In lusty voice, the Men of the Kaunas State Choir have been clearly well drilled. There are no problems whatsoever with the Kaunas City Symphony Orchestra who play with plenty of expressive thrust and Constantine Orbelian’s tempi are well chosen, allowing plenty of room for the singers. Recorded at the State Philharmonic concert hall at Kaunas the engineering team has provided cool, clear sound, although I would have liked a slightly warmer sound and a balance less in favour of the strings. In the exemplary presentation by Delos I am delighted to report that the full Italian libretto with English translation is provided, together with an informative essay by Lindsay Koob and a synopsis. Pleasing additions are the cast and production photographs including several of Hvorostovsky.
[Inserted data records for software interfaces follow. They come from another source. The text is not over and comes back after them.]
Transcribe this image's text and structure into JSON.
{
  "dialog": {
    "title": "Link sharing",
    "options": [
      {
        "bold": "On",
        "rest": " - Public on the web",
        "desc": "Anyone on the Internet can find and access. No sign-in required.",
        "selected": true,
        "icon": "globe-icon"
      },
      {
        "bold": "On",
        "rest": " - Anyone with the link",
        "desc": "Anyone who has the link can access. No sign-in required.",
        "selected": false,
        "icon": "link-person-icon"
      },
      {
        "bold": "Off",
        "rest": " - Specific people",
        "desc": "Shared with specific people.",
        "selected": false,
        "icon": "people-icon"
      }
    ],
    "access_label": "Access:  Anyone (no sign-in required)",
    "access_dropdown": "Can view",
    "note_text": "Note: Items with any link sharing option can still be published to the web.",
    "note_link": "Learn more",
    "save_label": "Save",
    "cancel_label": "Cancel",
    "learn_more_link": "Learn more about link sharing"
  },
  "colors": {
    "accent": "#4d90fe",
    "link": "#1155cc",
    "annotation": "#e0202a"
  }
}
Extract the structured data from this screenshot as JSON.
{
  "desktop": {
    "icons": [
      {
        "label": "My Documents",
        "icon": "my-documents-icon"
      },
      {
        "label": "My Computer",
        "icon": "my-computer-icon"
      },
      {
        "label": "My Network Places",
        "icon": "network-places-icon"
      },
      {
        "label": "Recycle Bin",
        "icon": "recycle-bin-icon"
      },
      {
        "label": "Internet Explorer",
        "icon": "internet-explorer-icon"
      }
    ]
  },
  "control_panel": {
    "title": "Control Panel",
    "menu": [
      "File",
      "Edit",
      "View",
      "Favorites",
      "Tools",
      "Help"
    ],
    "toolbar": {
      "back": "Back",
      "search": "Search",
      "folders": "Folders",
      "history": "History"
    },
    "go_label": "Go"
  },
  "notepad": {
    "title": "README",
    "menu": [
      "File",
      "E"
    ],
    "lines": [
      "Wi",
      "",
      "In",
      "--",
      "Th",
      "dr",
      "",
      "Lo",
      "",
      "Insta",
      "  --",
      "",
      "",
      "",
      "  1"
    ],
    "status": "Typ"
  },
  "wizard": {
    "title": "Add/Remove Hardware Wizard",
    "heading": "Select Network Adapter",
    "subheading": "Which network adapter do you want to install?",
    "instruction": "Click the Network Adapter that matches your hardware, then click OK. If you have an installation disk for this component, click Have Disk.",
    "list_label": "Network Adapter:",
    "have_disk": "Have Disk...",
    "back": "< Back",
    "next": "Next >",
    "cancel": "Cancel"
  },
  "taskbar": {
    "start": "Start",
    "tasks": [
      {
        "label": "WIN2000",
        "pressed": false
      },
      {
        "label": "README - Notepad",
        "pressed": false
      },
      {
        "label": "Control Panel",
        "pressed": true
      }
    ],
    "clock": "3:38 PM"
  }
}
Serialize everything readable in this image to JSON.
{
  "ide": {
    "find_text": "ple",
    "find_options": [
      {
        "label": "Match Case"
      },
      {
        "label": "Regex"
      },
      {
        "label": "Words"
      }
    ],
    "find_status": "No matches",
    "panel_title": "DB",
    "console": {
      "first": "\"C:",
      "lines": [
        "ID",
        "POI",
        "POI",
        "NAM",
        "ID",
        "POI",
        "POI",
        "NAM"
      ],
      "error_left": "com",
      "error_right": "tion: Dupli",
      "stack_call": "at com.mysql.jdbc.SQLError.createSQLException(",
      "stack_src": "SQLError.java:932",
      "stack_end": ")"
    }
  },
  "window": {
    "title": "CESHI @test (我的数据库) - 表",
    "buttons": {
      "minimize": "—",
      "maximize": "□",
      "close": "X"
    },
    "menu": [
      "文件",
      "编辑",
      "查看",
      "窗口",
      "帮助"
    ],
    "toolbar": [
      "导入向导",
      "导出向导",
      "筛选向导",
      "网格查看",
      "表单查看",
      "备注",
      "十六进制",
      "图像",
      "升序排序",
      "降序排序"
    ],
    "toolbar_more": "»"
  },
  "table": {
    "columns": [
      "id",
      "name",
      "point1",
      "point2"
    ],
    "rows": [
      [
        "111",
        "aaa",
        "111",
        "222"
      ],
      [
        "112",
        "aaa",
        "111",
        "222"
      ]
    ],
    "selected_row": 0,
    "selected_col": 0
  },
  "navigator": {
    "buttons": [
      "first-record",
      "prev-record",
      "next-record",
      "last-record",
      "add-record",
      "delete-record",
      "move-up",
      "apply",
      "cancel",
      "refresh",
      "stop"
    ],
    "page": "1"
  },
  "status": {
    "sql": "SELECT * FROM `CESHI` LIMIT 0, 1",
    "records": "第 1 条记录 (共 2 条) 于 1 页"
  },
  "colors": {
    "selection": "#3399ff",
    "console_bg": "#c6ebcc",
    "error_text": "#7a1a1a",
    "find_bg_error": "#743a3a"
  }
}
Of the numerous recordings of Rigoletto my primary recommendation is the above mentioned 1971 Decca account conducted by Richard Bonynge with Pavarotti in his first attempt as the Duke. Worthy of praise too is this well-cast Rigoletto on Delos a fine achievement and most suitable tribute to the art of Dmitri Hvorostovsky, who will be much missed.
Founding Editor Rob Barnett Senior Editor
John Quinn Seen & Heard Editor Emeritus Bill Kenny Editor in Chief
Vacant MusicWeb Webmaster
David Barker MusicWeb Founder Len Mullenger